Three-quarters (75 percent) of all survey participants hold HR functions, 13 percent are in strategic planning and the remainder are spread among a variety of functions. Most respondents (55 percent) hold the job title of vice president/director/C-suite, and 40 percent indicate a managerial role, with the remaining spread among a variety of roles.

To download a copy of the 2009 Global HR Transformation Report, visit www.hroa.org

About ADP

Automatic Data Processing, Inc. (NASDAQ: ADP), with nearly $9 billion in revenue and over 585,000 clients, is one of the world's largest providers of business outsourcing solutions. Leveraging 60 years of experience, ADP offers the widest range of HR, payroll, tax and benefits administration solutions from a single source. ADP's easy-to-use solutions for employers provide superior value to organizations of all types and sizes. ADP is also a leading provider of integrated computing solutions to auto, truck, motorcycle, marine and recreational vehicle dealers throughout the world. For more information about ADP, please visit the company's Website at www.ADP.com.

About the HROA

The HROA is the definitive independent organization for all those who purchase, provide, or participate in HR transformation and outsourcing. Its mission is to educate, promote research, publish, recognize, and provide networking opportunities to foster professionalism in HR transformation and HR outsourcing around. Its membership encompasses over 7,500 HR executives, including the largest 50 buyers, the top 30 providers, the leading sourcing advisors and attorneys, and the best thought leaders in HR Transformation.
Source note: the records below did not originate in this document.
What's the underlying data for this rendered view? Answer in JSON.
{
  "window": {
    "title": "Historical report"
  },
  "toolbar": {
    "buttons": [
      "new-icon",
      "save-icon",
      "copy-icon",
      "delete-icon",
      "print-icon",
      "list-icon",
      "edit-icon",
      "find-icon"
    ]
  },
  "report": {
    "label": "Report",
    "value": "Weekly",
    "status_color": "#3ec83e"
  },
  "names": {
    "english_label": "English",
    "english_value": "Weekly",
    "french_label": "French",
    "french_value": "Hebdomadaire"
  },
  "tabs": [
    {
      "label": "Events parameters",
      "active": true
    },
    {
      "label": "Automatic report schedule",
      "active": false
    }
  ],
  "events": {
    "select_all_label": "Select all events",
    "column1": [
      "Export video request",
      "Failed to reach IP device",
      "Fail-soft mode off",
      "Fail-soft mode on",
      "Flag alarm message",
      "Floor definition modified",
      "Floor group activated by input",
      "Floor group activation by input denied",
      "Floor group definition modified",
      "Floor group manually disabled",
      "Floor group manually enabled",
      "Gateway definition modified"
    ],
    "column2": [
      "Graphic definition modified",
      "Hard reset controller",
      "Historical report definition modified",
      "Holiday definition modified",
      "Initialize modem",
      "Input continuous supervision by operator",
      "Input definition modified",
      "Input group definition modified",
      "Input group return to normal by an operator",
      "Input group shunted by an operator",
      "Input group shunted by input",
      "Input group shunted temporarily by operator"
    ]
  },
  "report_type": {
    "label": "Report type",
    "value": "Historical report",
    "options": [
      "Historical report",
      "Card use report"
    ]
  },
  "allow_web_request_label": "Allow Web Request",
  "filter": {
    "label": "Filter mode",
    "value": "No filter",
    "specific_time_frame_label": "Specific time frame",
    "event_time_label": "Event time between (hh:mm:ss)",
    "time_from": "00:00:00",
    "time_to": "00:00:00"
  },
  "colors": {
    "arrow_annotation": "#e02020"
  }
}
The HROA brings its diverse membership together to set standards and practices, provide peer networking, and maintain a robust curriculum.

For information about the HROA, visit www.hroa.org.

(1) For the purposes of this report HR Transformation is defined as any concerted effort to change and improve HR operations, whether through outsourcing, shared services, internal reengineering or a combination of these strategies.